My school recently changed the company we use to host our website. In theory, all of the files had been backed up and moved via FTP to the new host. The move was supposed to be entirely transparent to users of the site. Of course, anyone who has ever experienced a move knows that no matter how careful you are, there are always a couple of things that seem to get misplaced en route. Unfortunately, my entire directory was among the things that seem to have been "left behind." Go figure.

The only thing worse than learning that every web page you have created in the past 4 years is missing is learning it in the middle of the day when you try to access a page that is required for a classroom activity. Ooops. The moment had the potential for catastrophe.

Luckily a combination of quick thinking and Google's cache feature were sufficient to save the day. I was able to find Google's cached version of my missing page, save it as a web page, then upload the file to my personal web server (where my classroom pages will reside from now on), and business continued as usual. I think we lost about 4 minutes of class time.

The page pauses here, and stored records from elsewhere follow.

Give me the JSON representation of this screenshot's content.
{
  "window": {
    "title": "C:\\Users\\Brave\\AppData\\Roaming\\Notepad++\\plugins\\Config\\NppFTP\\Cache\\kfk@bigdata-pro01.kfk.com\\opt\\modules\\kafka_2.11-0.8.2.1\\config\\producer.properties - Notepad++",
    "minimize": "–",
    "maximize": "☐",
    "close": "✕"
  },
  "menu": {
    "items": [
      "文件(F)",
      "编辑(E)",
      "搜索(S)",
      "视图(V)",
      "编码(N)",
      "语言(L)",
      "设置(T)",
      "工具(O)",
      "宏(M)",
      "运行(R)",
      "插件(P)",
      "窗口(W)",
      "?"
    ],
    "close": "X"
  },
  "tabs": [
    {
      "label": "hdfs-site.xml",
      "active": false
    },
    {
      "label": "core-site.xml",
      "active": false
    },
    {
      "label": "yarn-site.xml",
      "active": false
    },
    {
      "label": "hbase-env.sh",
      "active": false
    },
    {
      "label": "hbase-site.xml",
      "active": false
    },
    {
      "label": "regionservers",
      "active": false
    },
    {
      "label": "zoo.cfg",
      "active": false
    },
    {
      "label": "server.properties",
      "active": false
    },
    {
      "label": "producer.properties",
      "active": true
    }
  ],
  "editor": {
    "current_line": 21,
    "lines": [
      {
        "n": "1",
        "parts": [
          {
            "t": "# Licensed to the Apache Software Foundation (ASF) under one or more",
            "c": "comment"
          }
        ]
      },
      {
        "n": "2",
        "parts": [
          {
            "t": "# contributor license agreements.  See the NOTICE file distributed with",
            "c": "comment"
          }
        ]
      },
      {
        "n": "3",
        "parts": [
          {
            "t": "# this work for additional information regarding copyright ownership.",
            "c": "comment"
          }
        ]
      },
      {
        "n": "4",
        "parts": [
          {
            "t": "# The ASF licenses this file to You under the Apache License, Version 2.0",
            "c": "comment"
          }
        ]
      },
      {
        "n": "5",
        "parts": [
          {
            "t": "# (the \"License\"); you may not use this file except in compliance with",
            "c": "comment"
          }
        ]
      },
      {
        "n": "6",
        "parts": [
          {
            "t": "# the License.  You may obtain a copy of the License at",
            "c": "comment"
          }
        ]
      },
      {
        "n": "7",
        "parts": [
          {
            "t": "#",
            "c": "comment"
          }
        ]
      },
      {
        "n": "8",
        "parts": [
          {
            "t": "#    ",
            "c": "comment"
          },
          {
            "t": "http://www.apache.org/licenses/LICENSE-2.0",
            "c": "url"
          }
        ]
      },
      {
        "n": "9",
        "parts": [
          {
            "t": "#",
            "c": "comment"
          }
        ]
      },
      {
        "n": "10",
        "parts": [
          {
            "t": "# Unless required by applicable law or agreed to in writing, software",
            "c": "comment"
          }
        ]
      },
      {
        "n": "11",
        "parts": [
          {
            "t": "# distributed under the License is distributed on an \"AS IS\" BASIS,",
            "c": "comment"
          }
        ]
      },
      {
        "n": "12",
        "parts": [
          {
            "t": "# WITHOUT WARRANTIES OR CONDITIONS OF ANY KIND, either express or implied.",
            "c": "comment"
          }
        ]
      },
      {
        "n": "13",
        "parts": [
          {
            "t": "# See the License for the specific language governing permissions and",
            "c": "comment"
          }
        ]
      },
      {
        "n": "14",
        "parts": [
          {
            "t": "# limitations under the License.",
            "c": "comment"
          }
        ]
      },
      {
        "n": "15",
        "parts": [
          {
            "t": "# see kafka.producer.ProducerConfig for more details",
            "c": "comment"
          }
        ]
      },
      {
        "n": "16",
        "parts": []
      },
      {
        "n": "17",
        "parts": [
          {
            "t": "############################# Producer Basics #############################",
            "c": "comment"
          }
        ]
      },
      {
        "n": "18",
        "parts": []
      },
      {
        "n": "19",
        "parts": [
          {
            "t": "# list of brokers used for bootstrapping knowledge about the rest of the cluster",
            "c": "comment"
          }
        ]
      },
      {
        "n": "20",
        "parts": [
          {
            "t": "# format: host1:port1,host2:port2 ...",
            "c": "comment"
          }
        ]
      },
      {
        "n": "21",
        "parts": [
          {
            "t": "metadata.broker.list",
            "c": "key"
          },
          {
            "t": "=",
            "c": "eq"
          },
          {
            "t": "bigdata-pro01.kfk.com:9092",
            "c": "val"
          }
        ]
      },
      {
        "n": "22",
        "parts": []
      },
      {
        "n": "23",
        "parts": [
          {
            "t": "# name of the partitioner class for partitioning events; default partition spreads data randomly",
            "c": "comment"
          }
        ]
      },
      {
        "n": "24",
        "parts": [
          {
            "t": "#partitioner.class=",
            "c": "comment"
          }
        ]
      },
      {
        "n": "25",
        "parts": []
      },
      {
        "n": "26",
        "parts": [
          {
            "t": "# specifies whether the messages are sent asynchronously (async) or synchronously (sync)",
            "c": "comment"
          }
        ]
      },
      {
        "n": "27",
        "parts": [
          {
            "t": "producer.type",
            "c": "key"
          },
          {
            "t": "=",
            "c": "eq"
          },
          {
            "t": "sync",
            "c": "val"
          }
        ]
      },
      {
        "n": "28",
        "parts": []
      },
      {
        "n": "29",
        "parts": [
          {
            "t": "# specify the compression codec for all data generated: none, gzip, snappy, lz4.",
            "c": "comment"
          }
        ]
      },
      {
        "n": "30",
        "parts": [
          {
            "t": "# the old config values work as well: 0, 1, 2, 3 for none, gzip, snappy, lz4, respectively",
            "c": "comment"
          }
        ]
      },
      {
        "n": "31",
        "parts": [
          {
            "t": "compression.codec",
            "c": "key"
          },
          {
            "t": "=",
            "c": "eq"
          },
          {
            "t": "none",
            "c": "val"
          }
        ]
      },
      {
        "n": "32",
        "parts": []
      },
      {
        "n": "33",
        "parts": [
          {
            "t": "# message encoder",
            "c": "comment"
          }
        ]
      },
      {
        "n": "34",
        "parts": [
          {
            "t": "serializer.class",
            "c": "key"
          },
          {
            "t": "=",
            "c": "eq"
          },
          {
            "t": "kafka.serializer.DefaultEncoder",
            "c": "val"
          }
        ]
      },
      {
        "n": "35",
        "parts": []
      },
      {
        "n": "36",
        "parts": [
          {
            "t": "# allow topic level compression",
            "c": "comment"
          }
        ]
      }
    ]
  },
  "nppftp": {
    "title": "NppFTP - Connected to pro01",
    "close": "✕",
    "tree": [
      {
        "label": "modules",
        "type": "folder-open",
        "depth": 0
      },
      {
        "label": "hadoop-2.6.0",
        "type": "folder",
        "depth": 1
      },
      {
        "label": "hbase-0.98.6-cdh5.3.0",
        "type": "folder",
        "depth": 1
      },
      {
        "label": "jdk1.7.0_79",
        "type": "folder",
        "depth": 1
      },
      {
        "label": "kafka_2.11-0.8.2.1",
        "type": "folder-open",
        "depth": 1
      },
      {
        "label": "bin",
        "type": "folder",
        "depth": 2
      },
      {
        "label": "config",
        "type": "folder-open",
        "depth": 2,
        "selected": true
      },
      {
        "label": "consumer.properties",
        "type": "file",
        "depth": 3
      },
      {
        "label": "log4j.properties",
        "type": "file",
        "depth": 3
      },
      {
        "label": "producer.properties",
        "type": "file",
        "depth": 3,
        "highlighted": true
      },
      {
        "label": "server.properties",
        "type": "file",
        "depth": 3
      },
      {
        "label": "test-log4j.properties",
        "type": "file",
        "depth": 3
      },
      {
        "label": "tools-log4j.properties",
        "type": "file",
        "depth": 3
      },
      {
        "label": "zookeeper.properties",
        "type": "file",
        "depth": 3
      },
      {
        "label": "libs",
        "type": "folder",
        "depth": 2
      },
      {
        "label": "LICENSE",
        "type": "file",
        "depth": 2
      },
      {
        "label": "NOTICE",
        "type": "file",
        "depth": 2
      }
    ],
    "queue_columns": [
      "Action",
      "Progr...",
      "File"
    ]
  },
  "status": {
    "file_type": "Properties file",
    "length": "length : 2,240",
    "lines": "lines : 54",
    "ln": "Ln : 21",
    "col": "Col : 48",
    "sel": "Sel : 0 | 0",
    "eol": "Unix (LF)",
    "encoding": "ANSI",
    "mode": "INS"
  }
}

Here are some screenshots detailing the fateful event:

  1. I discovered the page was MIA.

  2. I entered the address of the missing page into Google:
  3. I clicked "Cached" to view the last time Google crawled and saved the page./
  4. I was able to see and save the page that had been saved by Google about 1 week before.
    Thus, the tech person's life was spared.
If you are ever in a similar jam, I suggest you try it.







Wednesday, March 19, 2008

Free Mosaic Maker Software...



I've been looking for a free Mosaic making software for a long time. If you aren't familiar with it, it is the software that lets you make a large photo that is actually made up of 100s of other photos. I posted a few examples below. Each example shows the original photo and the mosaic(if you click on the mosaic, you can see the larger version to make out the individual tiles).

I really like the fact that you actually download the software to use on your computer. I have found a few sites that offer this service in the past. This requires you to upload your pictures to an external site, then wait for a long time as your mosaic is processed. I once had to wait 2 days for a mosaic that I made on a website! This program lets you choose a folder full of pictures to use as tiles, choose the picture you want to end up with at the end, set some options, then go. I was also pleasantly surprise at how quickly it processed. The whole process for each of the pictures below took about 2 minutes.

There are some very cool potential classroom posters in the works in the near future....










Monday, March 10, 2008

Green Screen on a Budget...

I may have created the cheapest special effects green screen of all time. We are about to do a project in which my 8th grade students will create Presidential Campaign Commercials (of the "I approve this message" variety). I thought it might be very clever and cool to try to tape in front of a green screen and edit in custom backgrounds for the videos. I did a little online homework and found that Adobe Premiere Elements 2, which I already had from a couple years ago, can do chroma keying. The results ended up being quite impressive, considering the budget. I have posted a sample video at the bottom of this post. Here is a basic shopping list if you want to try to recreate this effect on your own:

  1. Two 3' x 9' pieces of green fabric from Walmart - $15.00
  2. One Digital Camera - $75 (more or less depending on specs)
  3. Adobe Premiere Elements 2 - $20 and up on eBay
  4. Stock Footage - Free on www.freestockfootage.com
video